#14

Are Heartnut as toxic to neighbouring trees and plants as walnuts are? I’d love one in the yard but all my fruit trees are all very closely planted so I wouldn’t want to risk harming them.

Do birds eat most the heartnuts in your own experience? Where I live, a lot and f fruit and nuts get lost to birds, mice and possums. Cherry orchards here are 100% caged.

Do you know if heartnut has a root system that can be extra damaging to buildings and pipes (like figs and mulberries are), or if they’re safer?

I’m really surprised to learn the different cultivars of heartnut just now (thanks!). Here in Australia I’ve only found one supplier- The Diggers Club- and they don’t mention the cultivar at all. I’d always assumed there’s just one since it’s so uncommon.


#15

I think it might…though I havent found any examples mid state, there are some on the coast. I want to trial some here and have planted out some seed


#16

Is there a pollination chart somewhere . I have a Stark Brothers Westfield heartnut . I get few nuts due to poor overlap of its flowers . Bountiful butternut is not a pollinator due to the heartnut being done before Bountiful blooms . No mater what Stark Bros claimed .


#17

There are so many heartnuts on the ground that “no” birds do not eat very many. As to juglone, the toxin given off of the entire Genus: Juglans, yes I would treat heartnuts as you would all trees related to the one most commonly thought of when toxin questions come up: Juglans nigra, black walnut. I can’t tell you about their roots but I wouldn’t plant one within 10’ of my own driveway or sidewalk and I certainly wouldn’t plant any tree within’ 20’ of my home. You can take that to the bank.

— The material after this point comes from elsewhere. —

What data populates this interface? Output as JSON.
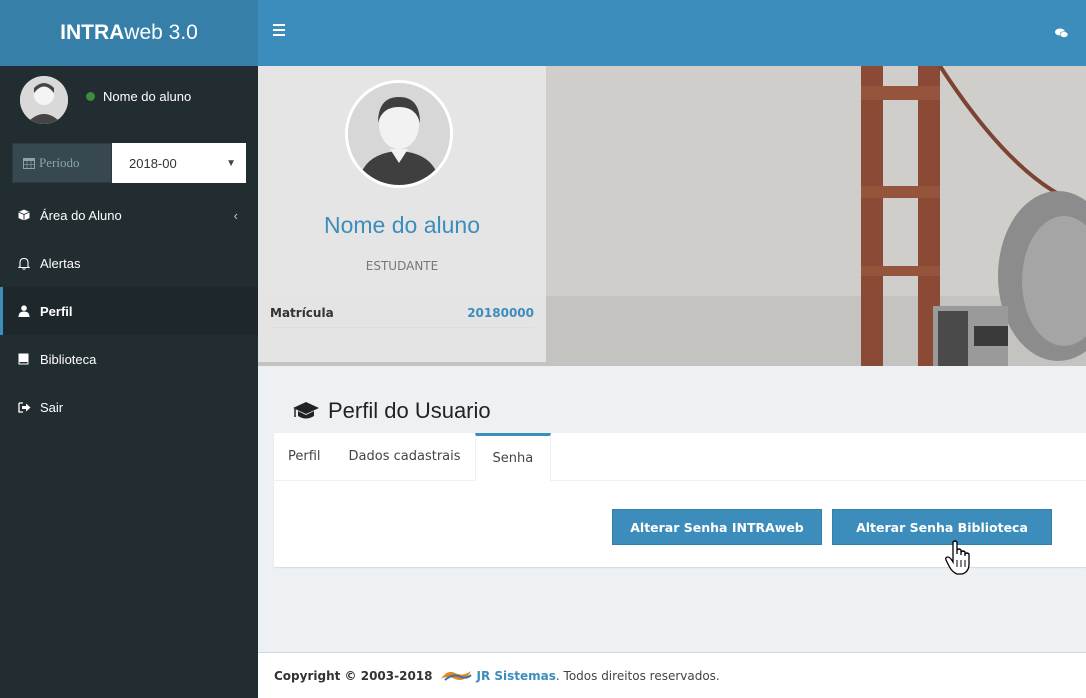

Two hearnuts are needed or a butternut or buartnut to pollinate. Hope this helps everyone.


#18

I have 3 heartnut trees purchased from John Gordon in 2006. They are seedlings from CW3. I also have 3 heartnut trees grown from seed he gave me. None of those trees are good timber form trees. They have a short trunk (3-5 feet). I have about 10 younger seedling that I may try to prune to see if they can be pruned to assume a better timber form. They have a very different root system than black walnuts. They have many large roots near the surface that radiate out. I suggest anyone interested in growing heartnuts buy grafted trees or graft from know cultivars. Only one of my seedling trees produces a decent locket shaped nut.


#19

Thanks Barkslip, i’ll stick to easier trees for now and if I ever own a large property I’ll plant the juglans trees in their own area (walnut, heartnut, pecan, hickory, butternut).


#20

@Fusion_power to how damaging an extent does the juglone produced from pecan and/or hickory affect plants known for intolerance?